» **Data for review**
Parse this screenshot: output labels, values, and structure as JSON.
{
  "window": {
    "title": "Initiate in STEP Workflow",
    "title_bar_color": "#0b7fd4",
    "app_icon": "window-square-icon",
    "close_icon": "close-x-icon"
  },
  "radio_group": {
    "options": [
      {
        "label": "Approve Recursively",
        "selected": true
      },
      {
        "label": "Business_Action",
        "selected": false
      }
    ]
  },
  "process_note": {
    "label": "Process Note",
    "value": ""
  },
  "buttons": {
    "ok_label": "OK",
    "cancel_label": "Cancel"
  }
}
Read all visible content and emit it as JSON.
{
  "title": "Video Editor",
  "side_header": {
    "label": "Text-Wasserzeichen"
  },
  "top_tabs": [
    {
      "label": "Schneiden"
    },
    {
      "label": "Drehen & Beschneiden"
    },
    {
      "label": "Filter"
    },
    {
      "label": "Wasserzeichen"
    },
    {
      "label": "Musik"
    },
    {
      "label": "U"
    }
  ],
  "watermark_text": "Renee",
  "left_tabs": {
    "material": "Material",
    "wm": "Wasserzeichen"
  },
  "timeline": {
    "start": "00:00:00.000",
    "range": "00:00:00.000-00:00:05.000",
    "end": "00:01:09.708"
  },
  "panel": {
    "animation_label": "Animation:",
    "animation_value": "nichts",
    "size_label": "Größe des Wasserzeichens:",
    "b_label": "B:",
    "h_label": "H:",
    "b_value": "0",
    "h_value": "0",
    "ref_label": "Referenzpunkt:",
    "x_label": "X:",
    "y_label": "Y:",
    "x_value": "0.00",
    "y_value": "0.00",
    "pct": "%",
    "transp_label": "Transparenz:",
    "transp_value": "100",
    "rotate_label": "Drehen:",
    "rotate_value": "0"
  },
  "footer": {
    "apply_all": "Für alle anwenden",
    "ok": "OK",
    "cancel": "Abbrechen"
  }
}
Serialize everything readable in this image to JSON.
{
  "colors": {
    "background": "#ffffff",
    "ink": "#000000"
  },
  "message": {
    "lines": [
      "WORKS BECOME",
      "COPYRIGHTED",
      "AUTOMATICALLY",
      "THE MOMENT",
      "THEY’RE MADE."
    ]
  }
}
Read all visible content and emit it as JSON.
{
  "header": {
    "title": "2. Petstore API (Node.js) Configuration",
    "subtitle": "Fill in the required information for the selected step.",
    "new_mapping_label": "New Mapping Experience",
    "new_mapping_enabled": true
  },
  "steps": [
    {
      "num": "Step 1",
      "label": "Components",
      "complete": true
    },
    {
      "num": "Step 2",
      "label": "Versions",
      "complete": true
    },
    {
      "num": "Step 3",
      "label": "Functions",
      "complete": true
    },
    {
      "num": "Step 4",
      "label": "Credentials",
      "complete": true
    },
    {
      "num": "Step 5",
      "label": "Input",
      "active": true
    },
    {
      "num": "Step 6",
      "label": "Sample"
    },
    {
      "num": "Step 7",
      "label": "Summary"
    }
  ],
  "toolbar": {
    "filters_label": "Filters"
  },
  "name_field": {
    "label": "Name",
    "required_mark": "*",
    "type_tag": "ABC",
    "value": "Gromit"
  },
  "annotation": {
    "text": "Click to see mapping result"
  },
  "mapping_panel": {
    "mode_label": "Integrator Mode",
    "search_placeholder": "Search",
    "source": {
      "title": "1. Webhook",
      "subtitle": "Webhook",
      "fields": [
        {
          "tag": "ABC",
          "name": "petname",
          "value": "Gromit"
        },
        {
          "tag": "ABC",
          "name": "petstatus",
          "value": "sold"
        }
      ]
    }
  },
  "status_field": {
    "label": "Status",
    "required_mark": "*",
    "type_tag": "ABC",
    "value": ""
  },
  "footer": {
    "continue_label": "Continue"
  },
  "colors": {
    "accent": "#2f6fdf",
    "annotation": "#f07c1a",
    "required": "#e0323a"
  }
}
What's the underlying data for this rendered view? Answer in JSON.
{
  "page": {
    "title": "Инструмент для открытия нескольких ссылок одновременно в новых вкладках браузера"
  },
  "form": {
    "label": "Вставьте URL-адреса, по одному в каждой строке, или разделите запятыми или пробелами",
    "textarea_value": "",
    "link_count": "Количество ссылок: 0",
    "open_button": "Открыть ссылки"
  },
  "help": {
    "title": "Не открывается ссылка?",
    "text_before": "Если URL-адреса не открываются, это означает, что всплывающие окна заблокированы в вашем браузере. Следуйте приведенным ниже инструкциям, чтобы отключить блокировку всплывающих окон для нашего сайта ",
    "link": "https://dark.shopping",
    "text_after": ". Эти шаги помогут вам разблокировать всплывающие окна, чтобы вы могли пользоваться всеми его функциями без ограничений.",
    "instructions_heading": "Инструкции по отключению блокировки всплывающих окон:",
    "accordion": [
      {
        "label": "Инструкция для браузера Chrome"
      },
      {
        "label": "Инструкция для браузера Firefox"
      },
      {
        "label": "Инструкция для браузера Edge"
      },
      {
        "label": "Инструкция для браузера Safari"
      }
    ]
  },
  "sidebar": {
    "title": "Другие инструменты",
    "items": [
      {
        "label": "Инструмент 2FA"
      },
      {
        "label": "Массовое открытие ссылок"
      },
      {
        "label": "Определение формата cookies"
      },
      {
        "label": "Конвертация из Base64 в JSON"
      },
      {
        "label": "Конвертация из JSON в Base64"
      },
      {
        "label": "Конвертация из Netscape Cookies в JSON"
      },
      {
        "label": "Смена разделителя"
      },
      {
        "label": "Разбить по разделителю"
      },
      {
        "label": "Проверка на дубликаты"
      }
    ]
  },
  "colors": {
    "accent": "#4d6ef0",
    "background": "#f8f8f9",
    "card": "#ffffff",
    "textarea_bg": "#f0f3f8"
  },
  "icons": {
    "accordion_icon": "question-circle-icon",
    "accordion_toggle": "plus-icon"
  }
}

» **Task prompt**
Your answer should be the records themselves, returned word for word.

» **Finished task**
Parse this screenshot: output labels, values, and structure as JSON.
{
  "window": {
    "title": "Initiate in STEP Workflow",
    "title_bar_color": "#0b7fd4",
    "app_icon": "window-square-icon",
    "close_icon": "close-x-icon"
  },
  "radio_group": {
    "options": [
      {
        "label": "Approve Recursively",
        "selected": true
      },
      {
        "label": "Business_Action",
        "selected": false
      }
    ]
  },
  "process_note": {
    "label": "Process Note",
    "value": ""
  },
  "buttons": {
    "ok_label": "OK",
    "cancel_label": "Cancel"
  }
}
Read all visible content and emit it as JSON.
{
  "title": "Video Editor",
  "side_header": {
    "label": "Text-Wasserzeichen"
  },
  "top_tabs": [
    {
      "label": "Schneiden"
    },
    {
      "label": "Drehen & Beschneiden"
    },
    {
      "label": "Filter"
    },
    {
      "label": "Wasserzeichen"
    },
    {
      "label": "Musik"
    },
    {
      "label": "U"
    }
  ],
  "watermark_text": "Renee",
  "left_tabs": {
    "material": "Material",
    "wm": "Wasserzeichen"
  },
  "timeline": {
    "start": "00:00:00.000",
    "range": "00:00:00.000-00:00:05.000",
    "end": "00:01:09.708"
  },
  "panel": {
    "animation_label": "Animation:",
    "animation_value": "nichts",
    "size_label": "Größe des Wasserzeichens:",
    "b_label": "B:",
    "h_label": "H:",
    "b_value": "0",
    "h_value": "0",
    "ref_label": "Referenzpunkt:",
    "x_label": "X:",
    "y_label": "Y:",
    "x_value": "0.00",
    "y_value": "0.00",
    "pct": "%",
    "transp_label": "Transparenz:",
    "transp_value": "100",
    "rotate_label": "Drehen:",
    "rotate_value": "0"
  },
  "footer": {
    "apply_all": "Für alle anwenden",
    "ok": "OK",
    "cancel": "Abbrechen"
  }
}
Serialize everything readable in this image to JSON.
{
  "colors": {
    "background": "#ffffff",
    "ink": "#000000"
  },
  "message": {
    "lines": [
      "WORKS BECOME",
      "COPYRIGHTED",
      "AUTOMATICALLY",
      "THE MOMENT",
      "THEY’RE MADE."
    ]
  }
}
Read all visible content and emit it as JSON.
{
  "header": {
    "title": "2. Petstore API (Node.js) Configuration",
    "subtitle": "Fill in the required information for the selected step.",
    "new_mapping_label": "New Mapping Experience",
    "new_mapping_enabled": true
  },
  "steps": [
    {
      "num": "Step 1",
      "label": "Components",
      "complete": true
    },
    {
      "num": "Step 2",
      "label": "Versions",
      "complete": true
    },
    {
      "num": "Step 3",
      "label": "Functions",
      "complete": true
    },
    {
      "num": "Step 4",
      "label": "Credentials",
      "complete": true
    },
    {
      "num": "Step 5",
      "label": "Input",
      "active": true
    },
    {
      "num": "Step 6",
      "label": "Sample"
    },
    {
      "num": "Step 7",
      "label": "Summary"
    }
  ],
  "toolbar": {
    "filters_label": "Filters"
  },
  "name_field": {
    "label": "Name",
    "required_mark": "*",
    "type_tag": "ABC",
    "value": "Gromit"
  },
  "annotation": {
    "text": "Click to see mapping result"
  },
  "mapping_panel": {
    "mode_label": "Integrator Mode",
    "search_placeholder": "Search",
    "source": {
      "title": "1. Webhook",
      "subtitle": "Webhook",
      "fields": [
        {
          "tag": "ABC",
          "name": "petname",
          "value": "Gromit"
        },
        {
          "tag": "ABC",
          "name": "petstatus",
          "value": "sold"
        }
      ]
    }
  },
  "status_field": {
    "label": "Status",
    "required_mark": "*",
    "type_tag": "ABC",
    "value": ""
  },
  "footer": {
    "continue_label": "Continue"
  },
  "colors": {
    "accent": "#2f6fdf",
    "annotation": "#f07c1a",
    "required": "#e0323a"
  }
}
What's the underlying data for this rendered view? Answer in JSON.
{
  "page": {
    "title": "Инструмент для открытия нескольких ссылок одновременно в новых вкладках браузера"
  },
  "form": {
    "label": "Вставьте URL-адреса, по одному в каждой строке, или разделите запятыми или пробелами",
    "textarea_value": "",
    "link_count": "Количество ссылок: 0",
    "open_button": "Открыть ссылки"
  },
  "help": {
    "title": "Не открывается ссылка?",
    "text_before": "Если URL-адреса не открываются, это означает, что всплывающие окна заблокированы в вашем браузере. Следуйте приведенным ниже инструкциям, чтобы отключить блокировку всплывающих окон для нашего сайта ",
    "link": "https://dark.shopping",
    "text_after": ". Эти шаги помогут вам разблокировать всплывающие окна, чтобы вы могли пользоваться всеми его функциями без ограничений.",
    "instructions_heading": "Инструкции по отключению блокировки всплывающих окон:",
    "accordion": [
      {
        "label": "Инструкция для браузера Chrome"
      },
      {
        "label": "Инструкция для браузера Firefox"
      },
      {
        "label": "Инструкция для браузера Edge"
      },
      {
        "label": "Инструкция для браузера Safari"
      }
    ]
  },
  "sidebar": {
    "title": "Другие инструменты",
    "items": [
      {
        "label": "Инструмент 2FA"
      },
      {
        "label": "Массовое открытие ссылок"
      },
      {
        "label": "Определение формата cookies"
      },
      {
        "label": "Конвертация из Base64 в JSON"
      },
      {
        "label": "Конвертация из JSON в Base64"
      },
      {
        "label": "Конвертация из Netscape Cookies в JSON"
      },
      {
        "label": "Смена разделителя"
      },
      {
        "label": "Разбить по разделителю"
      },
      {
        "label": "Проверка на дубликаты"
      }
    ]
  },
  "colors": {
    "accent": "#4d6ef0",
    "background": "#f8f8f9",
    "card": "#ffffff",
    "textarea_bg": "#f0f3f8"
  },
  "icons": {
    "accordion_icon": "question-circle-icon",
    "accordion_toggle": "plus-icon"
  }
}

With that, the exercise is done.